From the populist point of view, Indian cricket is either in robust good health or in its death throes. There is seldom anything in between. This is precisely why the historic sweep over Australia on familiar terrain — while being a significant achievement — is not something that should give rise to triumphalism. Stiffer challenges await Mahendra Singh Dhoni and his men on foreign soil when they journey to South Africa, New Zealand, England and Australia over the next two years. But a 4-0 score-line — this is the first time India has won all four matches of a four-Test series — was crucial for a team that was gasping for breath after the 2-1 defeat at the hands of England at home earlier this season. The series also provided a lifeline to skipper Dhoni, who is now India’s most successful Test captain with 24 victories. The skipper’s destructive 224 when the first Test was in the balance at Chepauk was a huge turning point in the series; psychologically, the aggressive innings adversely impacted the Australian team. Gradually the Indian team gained in confidence and won the key moments of the duel by finding the right men for different situations. The selectors were rewarded for their boldness in dropping Gautam Gambhir ahead of the series and then axing Virender Sehwag after the first two Tests. Opener Murali Vijay was a gain with 430 runs at 61.42 including two hundreds; he displayed composure and the right technique. And the left-handed Shikhar Dhawan’s explosive 187 at Mohali — the quickest century by a debutant — saw Indian fans applauding the arrival of a new top-order batsman. The consistent Cheteshwar Pujara’s 419 runs at 83.80 were just rewards for his equanimity and solid strokes.

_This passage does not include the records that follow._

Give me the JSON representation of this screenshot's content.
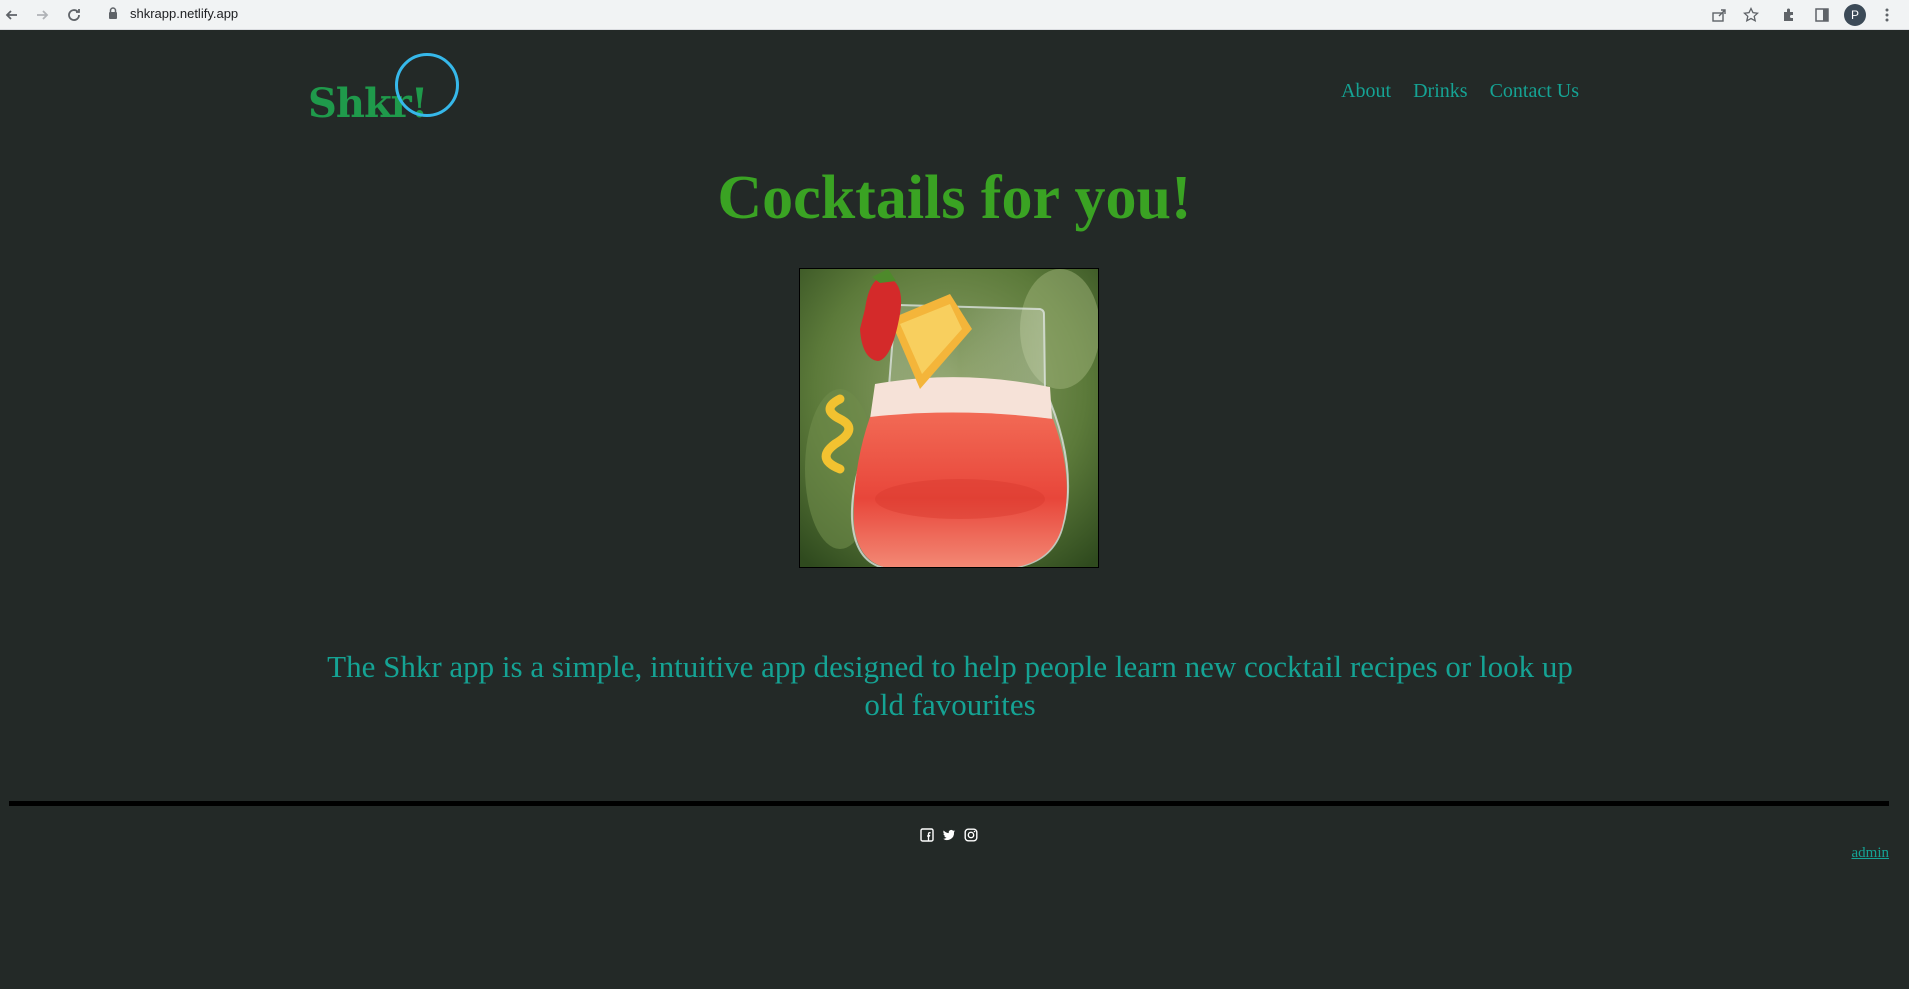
{
  "browser": {
    "url": "shkrapp.netlify.app",
    "profile_initial": "P"
  },
  "header": {
    "logo": "Shkr!",
    "nav": [
      {
        "label": "About"
      },
      {
        "label": "Drinks"
      },
      {
        "label": "Contact Us"
      }
    ]
  },
  "hero": {
    "title": "Cocktails for you!",
    "image_alt": "strawberry-cocktail"
  },
  "tagline": "The Shkr app is a simple, intuitive app designed to help people learn new cocktail recipes or look up old favourites",
  "footer": {
    "social_icons": [
      "facebook-icon",
      "twitter-icon",
      "instagram-icon"
    ],
    "admin_link": "admin"
  },
  "colors": {
    "background": "#232927",
    "logo": "#1f9a4b",
    "title": "#3aa323",
    "teal": "#15a394",
    "cursor_ring": "#36b8ea"
  }
}
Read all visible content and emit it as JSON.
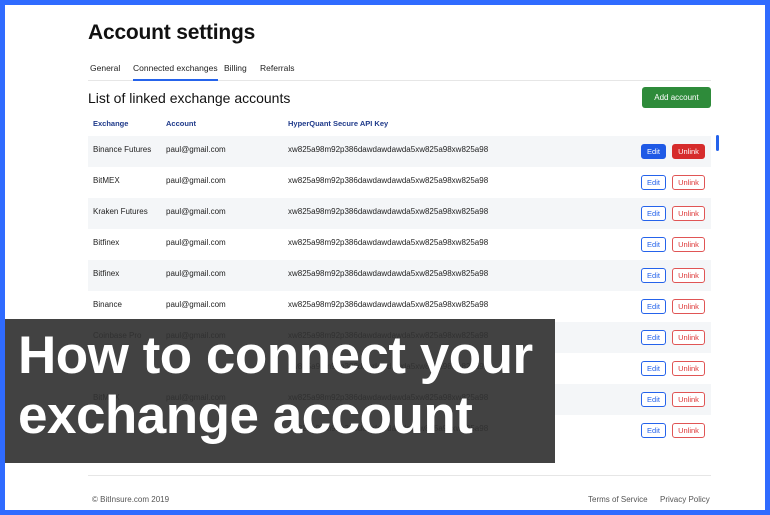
{
  "page": {
    "title": "Account settings",
    "tabs": [
      {
        "label": "General"
      },
      {
        "label": "Connected exchanges",
        "active": true
      },
      {
        "label": "Billing"
      },
      {
        "label": "Referrals"
      }
    ],
    "section_title": "List of linked exchange accounts",
    "add_button": "Add account"
  },
  "table": {
    "headers": [
      "Exchange",
      "Account",
      "HyperQuant Secure API Key"
    ],
    "edit_label": "Edit",
    "unlink_label": "Unlink",
    "rows": [
      {
        "exchange": "Binance Futures",
        "account": "paul@gmail.com",
        "key": "xw825a98m92p386dawdawdawda5xw825a98xw825a98"
      },
      {
        "exchange": "BitMEX",
        "account": "paul@gmail.com",
        "key": "xw825a98m92p386dawdawdawda5xw825a98xw825a98"
      },
      {
        "exchange": "Kraken Futures",
        "account": "paul@gmail.com",
        "key": "xw825a98m92p386dawdawdawda5xw825a98xw825a98"
      },
      {
        "exchange": "Bitfinex",
        "account": "paul@gmail.com",
        "key": "xw825a98m92p386dawdawdawda5xw825a98xw825a98"
      },
      {
        "exchange": "Bitfinex",
        "account": "paul@gmail.com",
        "key": "xw825a98m92p386dawdawdawda5xw825a98xw825a98"
      },
      {
        "exchange": "Binance",
        "account": "paul@gmail.com",
        "key": "xw825a98m92p386dawdawdawda5xw825a98xw825a98"
      },
      {
        "exchange": "Coinbase Pro",
        "account": "paul@gmail.com",
        "key": "xw825a98m92p386dawdawdawda5xw825a98xw825a98"
      },
      {
        "exchange": "",
        "account": "",
        "key": "xw825a98m92p386dawdawdawda5xw825a98xw825a98"
      },
      {
        "exchange": "BitMEX",
        "account": "paul@gmail.com",
        "key": "xw825a98m92p386dawdawdawda5xw825a98xw825a98"
      },
      {
        "exchange": "",
        "account": "",
        "key": "xw825a98m92p386dawdawdawda5xw825a98xw825a98"
      }
    ]
  },
  "footer": {
    "copyright": "© BitInsure.com 2019",
    "terms": "Terms of Service",
    "privacy": "Privacy Policy"
  },
  "overlay": {
    "line1": "How to connect your",
    "line2": "exchange account"
  },
  "colors": {
    "frame_border": "#2f6bff",
    "accent_blue": "#2563eb",
    "add_green": "#2e8b3a",
    "unlink_red": "#d62c2c",
    "overlay": "#323232"
  }
}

But then, these batsmen will face bigger tests away from the subcontinent on bouncy tracks — as, of course, will the spinners. The last few weeks, they called the shots on surfaces that assisted them. And the one in New Delhi was certainly not fit for Test cricket. However, credit must go to Ravichandran Ashwin for rightly depending on his off-spinner. His 29 wickets in four Tests at 20.10 confirmed his position as spin spearhead. Left-arm spinner Ravindra Jadeja’s accuracy and subtle variations in trajectory — he prised out 24 batsmen in four Tests at 17.45 — combined splendidly with Ashwin’s methods. If Jadeja can turn himself into a genuine Test class all-rounder in all conditions, it will be a big gain for Indian cricket. In the event, even as they celebrate, the Indian players would do well to remember that they will land in South Africa in November without having played any Test cricket for seven full months — hardly a tribute to the foresight of the Board of Control for Cricket in India.